Mackmyra (Sweden) - One of the more recognizable names in international whisky, this Swedish distillery makes their whisky in the traditional style.  It's matured in bourbon casks and finished in sherry and Swedish oak casks.  The malt is dried using a combination including Juniper and peat.  It makes for a truly unique flavor.  Mackmyra is delicate and light, with a little bit of lemon in it and unusual smokiness.

One of my resolutions for the year was to sample whisky from different countries. WhiskyFest certainly helped with that.  Scotland, Ireland, America, Canada, England, Wales, Sweden, France, Japan, Tasmania, and India.  It's all out there waiting for you to try.

Saturday, December 8, 2012

Thursday, December 6, 2012

SMWS Package

My Scotch Malt Whisky Society package arrived today! Let's do this!

Not for wee boys - 20 y/o Laphroaig

Seven year old Springbank

Tuesday, November 20, 2012

Photos from Whiskyfest

More photos from Whiskyfest New York
(This is my first attempt with the Blogger app for iPhones, lets see if it works)

Monday, November 12, 2012

WhiskyFest New York 2012

I know I haven’t written a lot lately, but when I get to attend an event like WhiskyFest New York, my first ever whisky tasting, with over 250 expressions, it’s time to bring back the blog.

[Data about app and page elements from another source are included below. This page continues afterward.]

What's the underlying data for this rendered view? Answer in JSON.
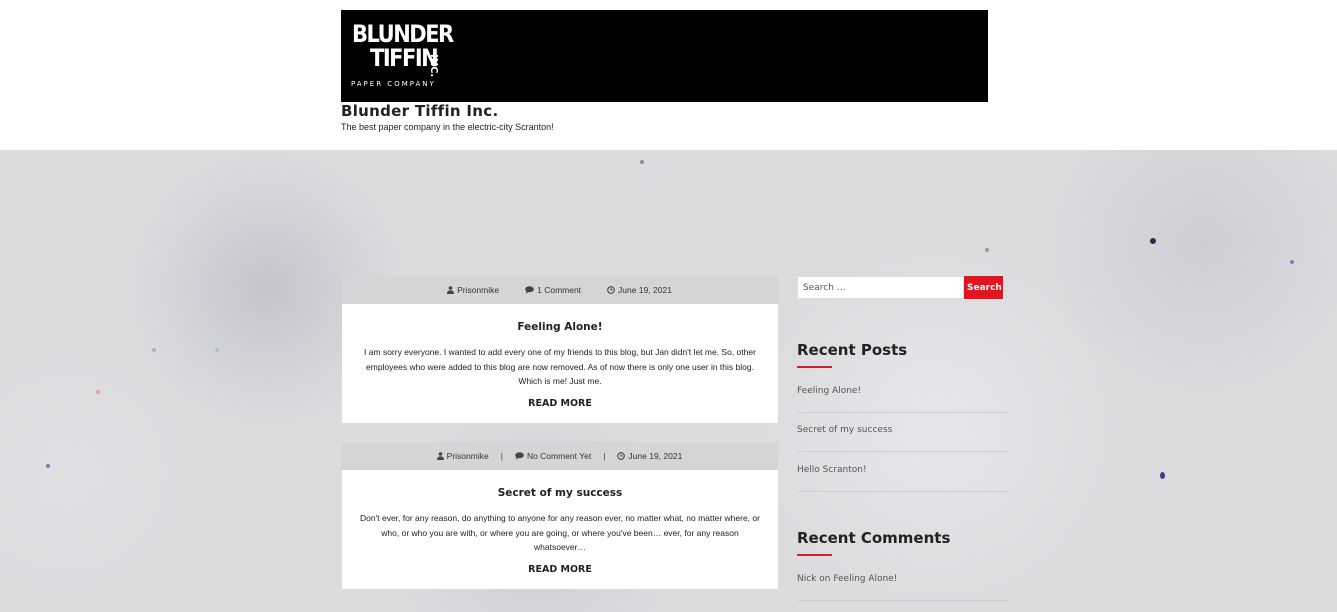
{
  "site": {
    "logo": {
      "line1": "BLUNDER",
      "line2": "TIFFIN",
      "line3": "INC.",
      "line4": "PAPER COMPANY"
    },
    "title": "Blunder Tiffin Inc.",
    "tagline": "The best paper company in the electric-city Scranton!"
  },
  "posts": [
    {
      "author": "Prisonmike",
      "comments": "1 Comment",
      "date": "June 19, 2021",
      "title": "Feeling Alone!",
      "excerpt": "I am sorry everyone. I wanted to add every one of my friends to this blog, but Jan didn't let me. So, other employees who were added to this blog are now removed. As of now there is only one user in this blog. Which is me! Just me.",
      "read_more": "READ MORE"
    },
    {
      "author": "Prisonmike",
      "comments": "No Comment Yet",
      "date": "June 19, 2021",
      "title": "Secret of my success",
      "excerpt": "Don't ever, for any reason, do anything to anyone for any reason ever, no matter what, no matter where, or who, or who you are with, or where you are going, or where you've been… ever, for any reason whatsoever…",
      "read_more": "READ MORE"
    }
  ],
  "meta_separator": "|",
  "sidebar": {
    "search": {
      "placeholder": "Search …",
      "button": "Search"
    },
    "recent_posts": {
      "title": "Recent Posts",
      "items": [
        "Feeling Alone!",
        "Secret of my success",
        "Hello Scranton!"
      ]
    },
    "recent_comments": {
      "title": "Recent Comments",
      "items": [
        "Nick on Feeling Alone!"
      ]
    }
  },
  "colors": {
    "accent": "#e4131d",
    "banner": "#000000",
    "background": "#dcdcdf"
  },
  "icons": {
    "author": "user-icon",
    "comments": "comment-icon",
    "date": "clock-icon"
  }
}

WhiskyFest is a combination seminar and tasting held annually in New York, Chicago and San Francisco.  It is organized by Whisky Advocate Magazine and its editor John Hansell.  My good friend Dave was celebrating his 40th birthday with his wife at the event, so my wife and I decided to tag along.

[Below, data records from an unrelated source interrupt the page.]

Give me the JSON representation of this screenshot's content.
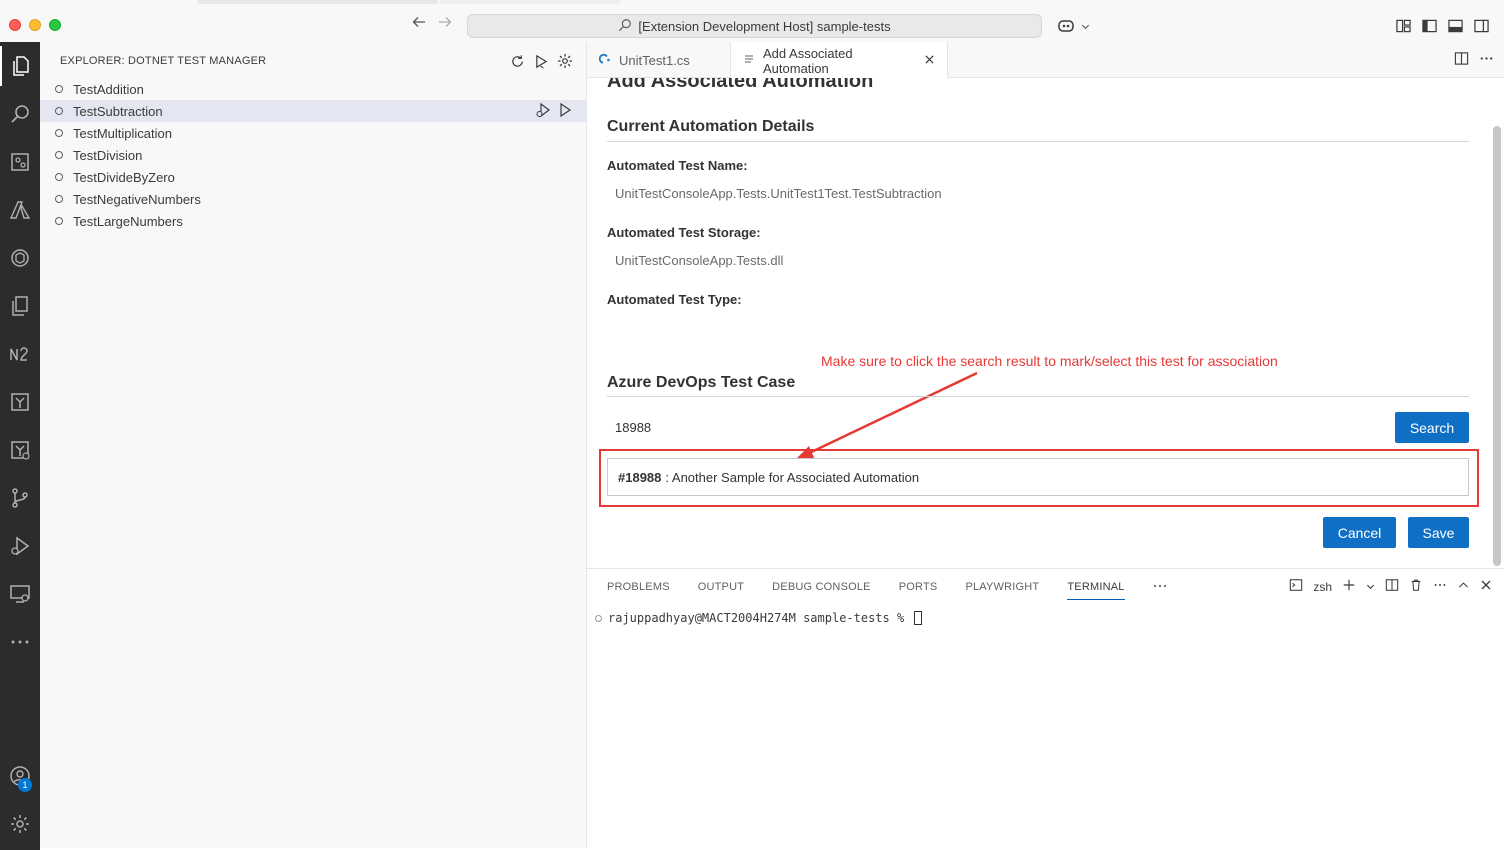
{
  "window": {
    "title": "[Extension Development Host] sample-tests"
  },
  "sidebar": {
    "title": "EXPLORER: DOTNET TEST MANAGER",
    "tests": [
      {
        "label": "TestAddition"
      },
      {
        "label": "TestSubtraction"
      },
      {
        "label": "TestMultiplication"
      },
      {
        "label": "TestDivision"
      },
      {
        "label": "TestDivideByZero"
      },
      {
        "label": "TestNegativeNumbers"
      },
      {
        "label": "TestLargeNumbers"
      }
    ]
  },
  "editor": {
    "tabs": [
      {
        "label": "UnitTest1.cs"
      },
      {
        "label": "Add Associated Automation"
      }
    ]
  },
  "webview": {
    "heading": "Add Associated Automation",
    "current_section_title": "Current Automation Details",
    "test_name_label": "Automated Test Name:",
    "test_name_value": "UnitTestConsoleApp.Tests.UnitTest1Test.TestSubtraction",
    "test_storage_label": "Automated Test Storage:",
    "test_storage_value": "UnitTestConsoleApp.Tests.dll",
    "test_type_label": "Automated Test Type:",
    "annotation": "Make sure to click the search result to mark/select this test for association",
    "azure_section_title": "Azure DevOps Test Case",
    "search_value": "18988",
    "search_button": "Search",
    "result_id": "#18988",
    "result_text": ": Another Sample for Associated Automation",
    "cancel_button": "Cancel",
    "save_button": "Save"
  },
  "panel": {
    "tabs": [
      {
        "label": "PROBLEMS"
      },
      {
        "label": "OUTPUT"
      },
      {
        "label": "DEBUG CONSOLE"
      },
      {
        "label": "PORTS"
      },
      {
        "label": "PLAYWRIGHT"
      },
      {
        "label": "TERMINAL"
      }
    ],
    "shell_label": "zsh",
    "terminal_prompt": "rajuppadhyay@MACT2004H274M sample-tests %"
  },
  "accounts_badge": "1",
  "colors": {
    "accent": "#0e6fc5",
    "annotation": "#e53935",
    "activity_bar": "#2c2c2c"
  }
}
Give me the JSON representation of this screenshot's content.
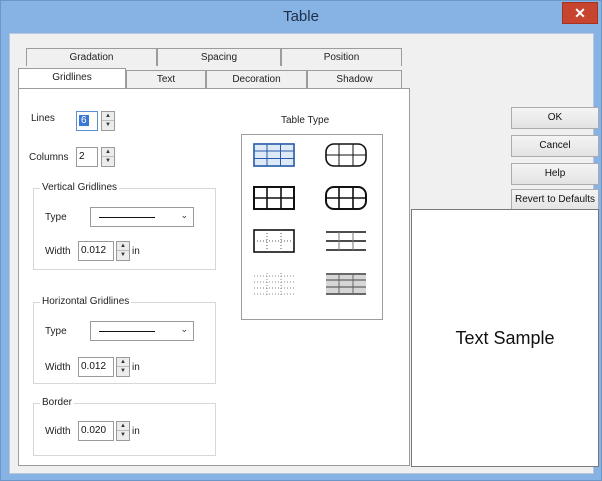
{
  "window": {
    "title": "Table",
    "close_glyph": "✕"
  },
  "tabs": {
    "row_back": [
      "Gradation",
      "Spacing",
      "Position"
    ],
    "row_front": [
      "Gridlines",
      "Text",
      "Decoration",
      "Shadow"
    ],
    "active": "Gridlines"
  },
  "gridlines": {
    "lines_label": "Lines",
    "lines_value": "6",
    "columns_label": "Columns",
    "columns_value": "2",
    "vertical": {
      "title": "Vertical Gridlines",
      "type_label": "Type",
      "width_label": "Width",
      "width_value": "0.012",
      "unit": "in"
    },
    "horizontal": {
      "title": "Horizontal Gridlines",
      "type_label": "Type",
      "width_label": "Width",
      "width_value": "0.012",
      "unit": "in"
    },
    "border": {
      "title": "Border",
      "width_label": "Width",
      "width_value": "0.020",
      "unit": "in"
    },
    "table_type": {
      "title": "Table Type",
      "options": [
        "full-grid",
        "rounded-full-grid",
        "bold-grid",
        "rounded-bold-grid",
        "outline-dotted-grid",
        "horizontal-lines",
        "dotted-grid",
        "shaded-lines"
      ],
      "selected": "full-grid"
    }
  },
  "buttons": {
    "ok": "OK",
    "cancel": "Cancel",
    "help": "Help",
    "revert": "Revert to Defaults"
  },
  "sample": {
    "text": "Text Sample"
  },
  "colors": {
    "title_bar": "#86b3e3",
    "close_button": "#c7452f",
    "selection": "#3b79d6"
  }
}
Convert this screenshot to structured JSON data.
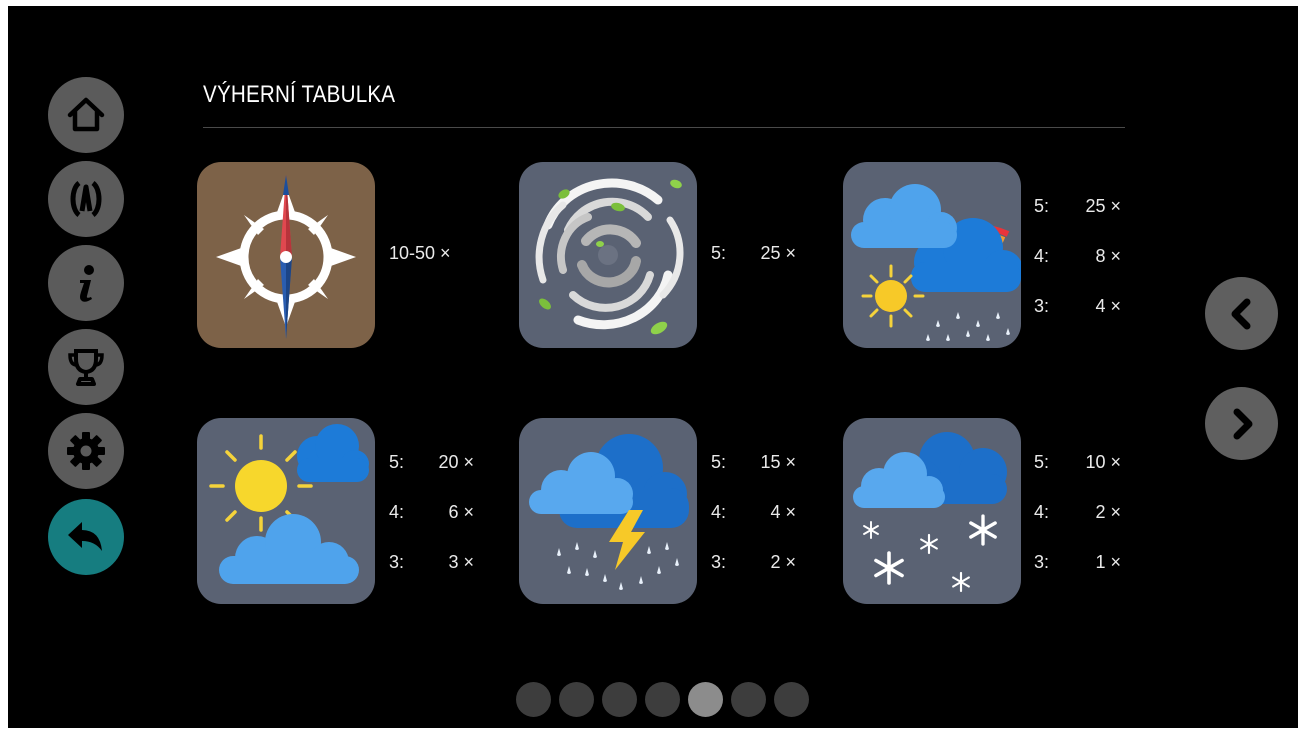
{
  "page_title": "VÝHERNÍ TABULKA",
  "sidebar": {
    "items": [
      {
        "name": "home",
        "icon": "home-icon"
      },
      {
        "name": "game",
        "icon": "game-logo-icon"
      },
      {
        "name": "info",
        "icon": "info-icon"
      },
      {
        "name": "trophy",
        "icon": "trophy-icon"
      },
      {
        "name": "settings",
        "icon": "gear-icon"
      },
      {
        "name": "back",
        "icon": "back-arrow-icon"
      }
    ],
    "accent_color": "#167d80"
  },
  "symbols": [
    {
      "id": "compass",
      "icon": "compass-icon",
      "payouts": [
        {
          "label": "10-50 ×"
        }
      ]
    },
    {
      "id": "tornado",
      "icon": "tornado-icon",
      "payouts": [
        {
          "count": "5:",
          "mult": "25 ×"
        }
      ]
    },
    {
      "id": "rainbow",
      "icon": "rainbow-cloud-icon",
      "payouts": [
        {
          "count": "5:",
          "mult": "25 ×"
        },
        {
          "count": "4:",
          "mult": "8 ×"
        },
        {
          "count": "3:",
          "mult": "4 ×"
        }
      ]
    },
    {
      "id": "sun-clouds",
      "icon": "sun-cloud-icon",
      "payouts": [
        {
          "count": "5:",
          "mult": "20 ×"
        },
        {
          "count": "4:",
          "mult": "6 ×"
        },
        {
          "count": "3:",
          "mult": "3 ×"
        }
      ]
    },
    {
      "id": "storm",
      "icon": "thunderstorm-icon",
      "payouts": [
        {
          "count": "5:",
          "mult": "15 ×"
        },
        {
          "count": "4:",
          "mult": "4 ×"
        },
        {
          "count": "3:",
          "mult": "2 ×"
        }
      ]
    },
    {
      "id": "snow",
      "icon": "snow-cloud-icon",
      "payouts": [
        {
          "count": "5:",
          "mult": "10 ×"
        },
        {
          "count": "4:",
          "mult": "2 ×"
        },
        {
          "count": "3:",
          "mult": "1 ×"
        }
      ]
    }
  ],
  "pagination": {
    "pages": 7,
    "current": 5
  },
  "nav": {
    "prev_icon": "chevron-left-icon",
    "next_icon": "chevron-right-icon"
  }
}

Gather. Taste. Discover. Share. OK.

It’s basically set up like any other convention hall.  But where you walk into a home show or IT conference and see samples of gutter guards or computer servers, here you see Oban 18.  About 95 booths-worth.  Needless to say, it was overwhelming.  Before we even entered the hall, my friend grabbed both Dominic Roskrow, noted author, and Dr. Bill Lumsden, chief distiller for Glenmorangie for a quick chat.  In both cases, I was speechless.  The guys were both extremely friendly and down to earth, but I acted like I just met Bruce Springsteen.  Dominic stayed and talk to us for about five minutes.  He had certainly sampled what was behind the doors of the convention hall and he was in a good mood.

Chris, Dominic Roskrow, Dave
When the doors did open, it was all too much.  We made our way over to the Diageo table for samples of Oban 14, 18, and Distillers Edition.  At the same table, we tried Talisker 10 and Distillers Edition and Lagavulin 12, 16, and Distillers Edition – all owned by Diageo.  It was a one-stop shop!  The Oban 18 and Lagavulin Distillers Editions were the stand outs at this table.

It was at this point – only ten minutes and eight whiskies into the evening – that I knew I needed a game plan.  I knew I wanted to hit old favorites, like Ardbeg and Highland Park.  But I really wanted to experience something new.
Dave, Bill Lumsden (gracious enough to pose in front of Ardbeg), Chris

And so I did, we looked for whiskies from around the world.  We tried whisky from four continents.  We met Dave Perkins, the owner and founder of High West Distillery in Park City, Utah.  It's the only ski-in gastro-pub in the world (of course it is).  He shared some of their excellent Rye Whiskey (OMG Pure Rye was phenomenal).  Then, he grabbed us by the shoulders and told us to come with him.  He took us over to a private bottler (Samaroli) who had some amazing samples.  "If you guys really like whisky, you can't leave here without trying this Tomintoul '67."  And he was right, just a perfectly balanced Speyside whisky, one of the most mature I've ever had.
With that, he was gone.  And I realized that even though he worked with rye in the Rocky Mountains, and there were countless Bourbon booths, and guys in kilts peddling scotch we were all just whisky fans - and that made it a great night.

<Look for more entries from WhiskyFest, including some of my favorite samples, more about the four continents, and maybe a guest entry>